In reviewing the numerous studies that deal with the pathogenesis of acne vulgaris, and one gets the impression of reading a detective story. There is the victim. The facts are all there. There are all the clues, as well as the suspects. But the culprit cannot be identified. The identification is made the more difficult because the clues seem all tangled up. At times, they fit in with the suspects very well, other times however, the same clues are contradictory, and appear to lead to a hopeless situation. In the same way, it is quite a mystery that an over-weight person, with an abundance of energy deposited as fat depot, cannot efficiently use this stored fat in times of need as during dieting when food intake does not meet the energy demand. Not only is this precious stored unavailable,I n some cases it is actually squandered.
In two previous articles1,2 the author reported that both of these two conditions are related largely to a deficiency in dietary pantothenic acid. It is the aim of this present article to expand and to describe in greater detail the reason and logic behind the hypothesis.
Over the years, the pathogenesis of acne vulgaris has been extensively studied3,4,5 including, the structure and function of the pilosebaceous follicle,6 the physiology of sebum secretion7,8,9 the com- position of sebum10-13 microflora in acne vulgaris,14 and abnormal follicular keratinization15,16 considered to be one of the earliest events in acne formation. Despite the concerted effort of many scientists, internists, pathologists and dermatologists, the pathogenesis of acne vulgaris remains largely elusive.

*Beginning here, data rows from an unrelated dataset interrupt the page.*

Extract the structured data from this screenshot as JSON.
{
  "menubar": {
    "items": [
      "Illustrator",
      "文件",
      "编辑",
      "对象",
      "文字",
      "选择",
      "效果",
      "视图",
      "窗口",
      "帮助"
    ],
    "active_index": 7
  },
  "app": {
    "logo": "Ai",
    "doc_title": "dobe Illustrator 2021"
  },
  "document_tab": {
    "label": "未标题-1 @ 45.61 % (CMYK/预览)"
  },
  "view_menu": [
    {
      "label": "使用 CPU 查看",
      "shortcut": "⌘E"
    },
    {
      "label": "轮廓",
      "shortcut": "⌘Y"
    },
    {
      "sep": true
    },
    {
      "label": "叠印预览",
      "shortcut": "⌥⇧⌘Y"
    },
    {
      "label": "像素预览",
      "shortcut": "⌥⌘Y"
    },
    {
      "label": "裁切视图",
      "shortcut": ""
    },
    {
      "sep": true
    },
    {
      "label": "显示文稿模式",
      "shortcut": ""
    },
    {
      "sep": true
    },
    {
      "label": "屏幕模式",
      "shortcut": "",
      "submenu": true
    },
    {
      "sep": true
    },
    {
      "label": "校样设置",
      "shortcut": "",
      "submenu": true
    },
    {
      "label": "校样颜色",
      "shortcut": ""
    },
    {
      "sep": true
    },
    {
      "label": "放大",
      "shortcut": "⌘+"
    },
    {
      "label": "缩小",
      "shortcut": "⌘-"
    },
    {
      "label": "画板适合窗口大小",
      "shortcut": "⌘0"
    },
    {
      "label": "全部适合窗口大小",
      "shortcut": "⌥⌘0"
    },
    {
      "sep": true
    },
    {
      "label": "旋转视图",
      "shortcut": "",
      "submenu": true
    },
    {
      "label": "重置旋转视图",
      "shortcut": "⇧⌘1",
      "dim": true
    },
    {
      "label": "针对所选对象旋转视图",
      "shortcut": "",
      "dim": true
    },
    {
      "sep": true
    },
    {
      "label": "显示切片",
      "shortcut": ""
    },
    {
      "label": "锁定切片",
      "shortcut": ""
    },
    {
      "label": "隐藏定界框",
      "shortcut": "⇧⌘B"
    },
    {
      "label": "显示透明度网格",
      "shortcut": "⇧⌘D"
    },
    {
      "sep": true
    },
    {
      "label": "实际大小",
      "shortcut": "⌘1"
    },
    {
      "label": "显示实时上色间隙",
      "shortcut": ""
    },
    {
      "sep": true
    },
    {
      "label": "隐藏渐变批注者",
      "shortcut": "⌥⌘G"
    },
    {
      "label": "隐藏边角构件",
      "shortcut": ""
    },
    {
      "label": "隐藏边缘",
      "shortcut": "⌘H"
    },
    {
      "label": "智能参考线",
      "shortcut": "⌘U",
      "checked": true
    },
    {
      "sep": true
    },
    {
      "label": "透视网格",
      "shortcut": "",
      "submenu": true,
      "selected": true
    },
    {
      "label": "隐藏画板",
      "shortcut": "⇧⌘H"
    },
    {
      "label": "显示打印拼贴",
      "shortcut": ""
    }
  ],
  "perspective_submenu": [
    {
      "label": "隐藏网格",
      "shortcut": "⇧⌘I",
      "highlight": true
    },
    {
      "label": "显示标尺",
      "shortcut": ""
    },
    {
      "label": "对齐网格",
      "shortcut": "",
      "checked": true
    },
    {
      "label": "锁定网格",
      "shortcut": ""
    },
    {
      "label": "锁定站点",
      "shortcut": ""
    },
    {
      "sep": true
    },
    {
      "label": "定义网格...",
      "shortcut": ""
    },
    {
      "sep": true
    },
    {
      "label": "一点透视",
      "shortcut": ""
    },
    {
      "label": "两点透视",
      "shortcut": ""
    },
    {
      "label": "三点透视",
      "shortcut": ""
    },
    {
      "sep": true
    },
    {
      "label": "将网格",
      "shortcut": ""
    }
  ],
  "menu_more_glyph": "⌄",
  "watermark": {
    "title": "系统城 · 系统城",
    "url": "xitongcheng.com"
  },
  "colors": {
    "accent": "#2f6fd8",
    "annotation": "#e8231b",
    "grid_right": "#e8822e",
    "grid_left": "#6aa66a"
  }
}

In this paper, I would like to approach this problem from a different perspective. My clinical observations suggest that acne vulgaris may be closely related to the consumption of diets which are rich in fat content. This impression, however, is by no means novel. Textbooks do briefly mention this correlation17,18,19 though, more often than not, it is dismissed as irrelevant. However, my observations have led to quite the contrary conclusions. Not only is the fat content of food closely related to acne vulgaris, but it forms some sort of linear relationship with the disease process. The more fat the patient consumes, the more severe will be the acne process. This observation is in line with the opinion of many dermatologists that chocolate, which is composed mainly of the creamy part of milk, and has a high degree of fat content, and is bad for acne.20-23 Significantly, in this group of patients, any deliberate attempt in trying to avoid a fatty diet over a period of weeks, if not days, will often result in an improvement of the clinical condition. This observation forms the basis of my hypothesis that the disease process may be connected with fat metabolism–or a deficiency of it.
Other arguments also support this hypothesis. There is the composition of the sebum secretion which consists mainly of lipid material.10,11,13 When lipids are deposited in the sebaceous glands and excreted as sebum secretion, it does suggest some abnormality is going on and hint that some form of fat metabolism may be at fault. These fatty materials, after all, are energy- rich compounds. Under normal circum- stances, they should be stored away in fat depots. To have them excreted with a concomitant wastage of energy is not nature’s way of handling excess energy. One possibility the body behaves in such a manner is that it is simply unable to cope effectively with all the fat that is being absorbed, re- sulting in some being dumped through some unusual venue. This perhaps helps to explain the observation that an increase in fat content of food appears to worsen acne.
Back to Skin Care Research